Rejecting both the widespread calls for Boycotts, Divestments, and Sanctions (or BDS, a strategy he also opposed as misguided vis-à-vis the apartheid regime during the 1980s) as well as opportunistic alliances with groups like Hezbollah, which ostensibly leftist organizations like the SWP in the UK and the ISO in the US condone, Ticktin nevertheless reaffirmed that antisemitism is an irreducibly right-wing phenomenon:
The representative of the Israeli Embassy on the BBC1 10 AM program on Religion 1 May 2016 argued that, although the left had fought antisemitism, there were examples of left-wing antisemites like Proudhon, Bakunin, and Stalin. This is stretching the concept of the Left. If one includes anyone who is critical of the status quo in capitalism to be left-wing then the Israeli representative is correct. There is no doubt that Stalin and Stalinism were not just antisemitic but among the worst perpetrators of acts of antisemitism that the world has seen. This journal has made that clear. Can one call Stalinism left-wing? It was a reaction to the Russian Revolution of 1917 from the right. It introduced and maintained high levels of inequality in all respects. It was brutal in form and totally opposed to the forms of civil liberties accepted by the left. Bakunin attacked Marx in antisemitic terms and Proudhon was no better. They were both anarchists of a kind that would fall outside the left as we understand it today. The people accused of antisemitism do not fall into a Stalinist or anarchist category. There are of course left-wing anarchists but that is another matter. However, it can of course happen that the left sees antisemitism as a form of discrimination employed to divide the population in order to maintain capitalism at the present time, whatever the age of the practice. The left stands for the abolition of all forms of social inequality. Hence it is automatically and inherently opposed to antisemitism, unlike Conservatives and the Labour Right, who accept the market and its forms of subjection and inequality, since they accept the market.

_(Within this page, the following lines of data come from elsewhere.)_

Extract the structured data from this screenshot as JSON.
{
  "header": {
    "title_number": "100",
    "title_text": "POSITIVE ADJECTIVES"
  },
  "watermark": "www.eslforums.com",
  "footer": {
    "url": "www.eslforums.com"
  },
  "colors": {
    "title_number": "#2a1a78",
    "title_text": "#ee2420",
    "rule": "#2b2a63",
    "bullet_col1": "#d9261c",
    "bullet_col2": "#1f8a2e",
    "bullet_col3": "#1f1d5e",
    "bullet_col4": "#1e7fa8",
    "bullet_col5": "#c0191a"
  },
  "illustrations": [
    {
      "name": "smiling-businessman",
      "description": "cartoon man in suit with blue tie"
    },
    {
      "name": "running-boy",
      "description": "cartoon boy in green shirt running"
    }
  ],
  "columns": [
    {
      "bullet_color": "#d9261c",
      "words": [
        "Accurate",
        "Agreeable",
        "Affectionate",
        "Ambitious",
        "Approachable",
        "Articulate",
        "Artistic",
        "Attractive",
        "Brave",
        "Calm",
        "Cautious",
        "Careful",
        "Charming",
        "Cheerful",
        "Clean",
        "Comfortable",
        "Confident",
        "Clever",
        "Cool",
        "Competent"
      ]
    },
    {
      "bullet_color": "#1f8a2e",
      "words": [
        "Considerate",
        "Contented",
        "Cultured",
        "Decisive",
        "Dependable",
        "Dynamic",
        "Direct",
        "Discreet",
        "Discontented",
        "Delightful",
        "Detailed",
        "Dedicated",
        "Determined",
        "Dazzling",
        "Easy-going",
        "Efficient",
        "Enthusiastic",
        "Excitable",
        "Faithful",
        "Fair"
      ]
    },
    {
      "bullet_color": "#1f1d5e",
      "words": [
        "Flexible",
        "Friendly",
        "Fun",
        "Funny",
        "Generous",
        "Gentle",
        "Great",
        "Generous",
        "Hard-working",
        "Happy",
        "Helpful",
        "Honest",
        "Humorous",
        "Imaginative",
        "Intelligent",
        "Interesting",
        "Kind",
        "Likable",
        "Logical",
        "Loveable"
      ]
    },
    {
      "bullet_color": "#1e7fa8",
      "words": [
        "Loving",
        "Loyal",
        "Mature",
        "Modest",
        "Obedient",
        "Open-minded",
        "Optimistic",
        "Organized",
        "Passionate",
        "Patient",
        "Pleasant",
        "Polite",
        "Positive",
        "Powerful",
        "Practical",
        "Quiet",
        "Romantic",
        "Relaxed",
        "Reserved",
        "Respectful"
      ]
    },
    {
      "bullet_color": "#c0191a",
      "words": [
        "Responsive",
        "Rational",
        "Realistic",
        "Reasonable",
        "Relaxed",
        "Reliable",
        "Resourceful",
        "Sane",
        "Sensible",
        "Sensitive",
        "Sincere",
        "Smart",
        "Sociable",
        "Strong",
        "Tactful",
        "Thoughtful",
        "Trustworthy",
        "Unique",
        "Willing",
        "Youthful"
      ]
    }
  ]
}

At least intuitively, this feels right. Still, it’s a complicated matter, both historically and conceptually. Marx and Engels wrote of “reactionary” forms of socialism, even in texts as famous as the Manifesto. The various strains of socialism that appeal to antisemitism would seem to fall under this category.